Tuesday, July 03, 2007


Kirby Olson responds to my earlier post about fascism and writing by saying "fascism and communism [are] the same thing." Good writing is equally impossible under both systems because a "one-party system, with penalties for outliers" prevents honesty.

I agree that there is an important connection between honesty and good writing. This was also Hemingway's point: good writing can only be produced by people who "will not lie" and fascism is a system of government that requires people to lie. (It is a lie.)

What Kirby means by "communism" is probably as inimical to honesty as what Hemingway meant by "fascism". I am not entirely sure that these systems of government are inherently more honest than, say, liberal democracy, however. And I am not sure that fascism and communism are "the same thing" when seen from the point of view of historical plausibility, or imminence, let us say.

What I mean is: writers have very little to fear from communism today. It is not likely that the lie they will be required to support in their work is that of communism (leaving open just exactly what that lie might be). I do think, however, that fascism, which is to say, the total and absolute "incorporation" of private and public concerns (regardless of how many "parties" there may be), is a real threat today. Social life is increasingly conditioned by the coordinated activity of big business and big government.

On a more optimistic note (if that it was what it is), let me say that I have begun to think Hemingway was wrong. Good writing can be produced under fascism. The political ontology of Flarf is arguably "fascist" for precisely this reason: it will not allow fascism (come what may) to destroy poetry. In fact, it seems to me that the whole post-avant tendency is a rejection of honesty (at least in the form that fascism can prevent) as a sine qua non of good writing. That doesn't mean it is a rejection of honesty as such, of course.


Kirby Olson said...

Tomas this is your Lutheran side coming to the fore in which honesty really counts!

You would agree that communism is a severe threat in places like North Korea, right?

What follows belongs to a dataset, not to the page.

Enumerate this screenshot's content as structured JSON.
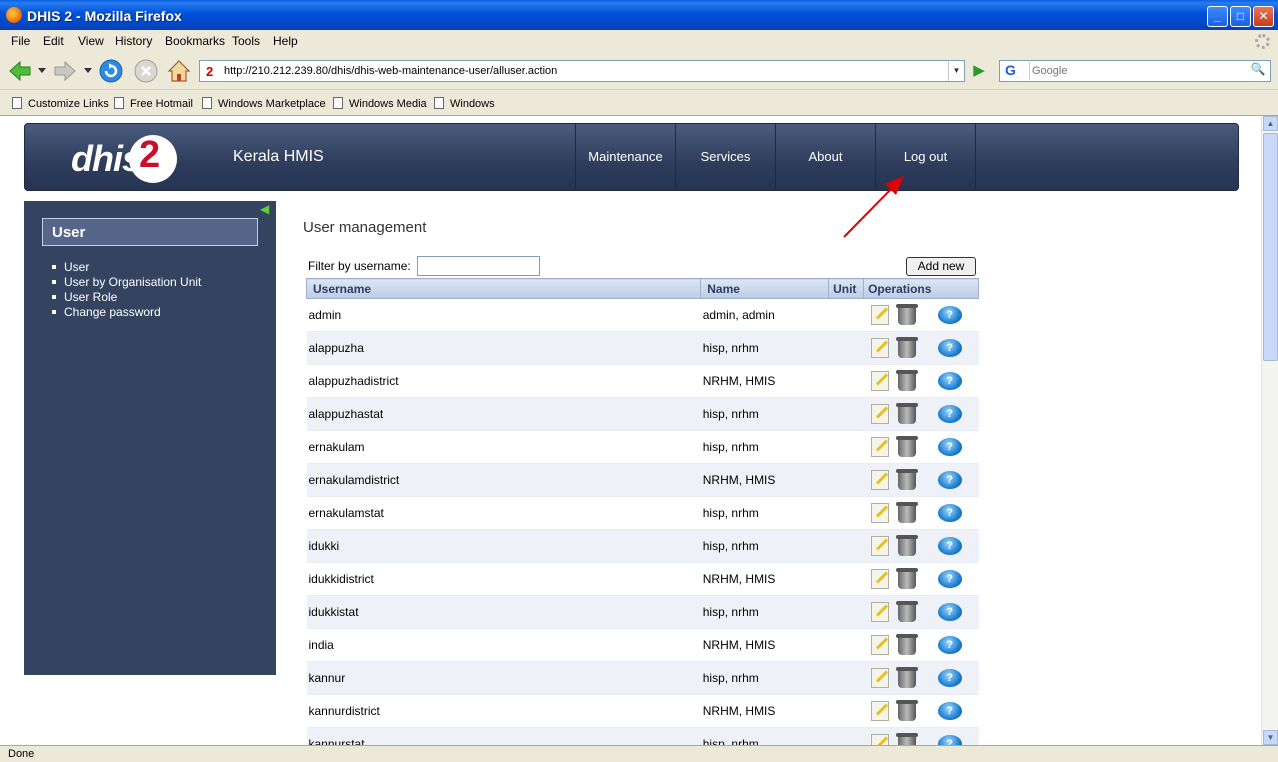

Is it possible for any kind of honesty at all to prevail in a society like that?

Millions of people have to live under that system.

Thanks for this.

Liberalism, as Madison defined it, INCLUDED the notion of freedom of speech and freedom of inquiry as the PRINCIPLE underpinning of such a society.

The first amendment to the American Constitution guarantees the freedom of speech.

Communism and fascist societies are based on the belief rather that everybody must parrot a party line and that only the leader shall be able to think or write. Everybody else must parrot the leader.

Kirby Olson said...

I should have written "principal" underpinning, and I should have spelled your name correctly, Thomas.

Thomas Basbøll said...

You're right about North Korea. I don't propose to tell Korean writers how to proceed (I don't think Flarf, for example, would work for them), but, yes, communism does seem to be a worry for them.

Freedom of speech and/or inquiry does not (especially under current conditions) guarantee the absence of an intense pressure to lie. Most writers/researchers in liberal democracies are "free" to live in poverty and obscurity with their truth, i.e., their "honest opinion".

Freedom from the pressure to lie implies free access to the media of speech and inquiry, regardless of the use one makes of them: access to forms of expression regardless of content. Access not conditional on what one proposes to say or discover.

This use of content by publishers to select access to form (a literary public) is what today's (Western) writers struggle with.

Thomas Basbøll said...

Italian radio introduced Pound's broadcast with a reference to the right to "the free expression of ideas by those qualified to hold them" (qt. from memory). This is not a universal guarantee of access, but if actually applied (one can have doubts about it here) it may offer better conditions for "qualified" writers than liberal democracies offer all writers by not distinguishing between qualified and unqualified ones.

Again, Flarf seems to play very actively with idea of literary qualification (note Kasey's recent remarks about competence).

Thomas Basbøll said...

Or, rather, ... by not distinguishing FORMALLY between qualified and unqualified writers.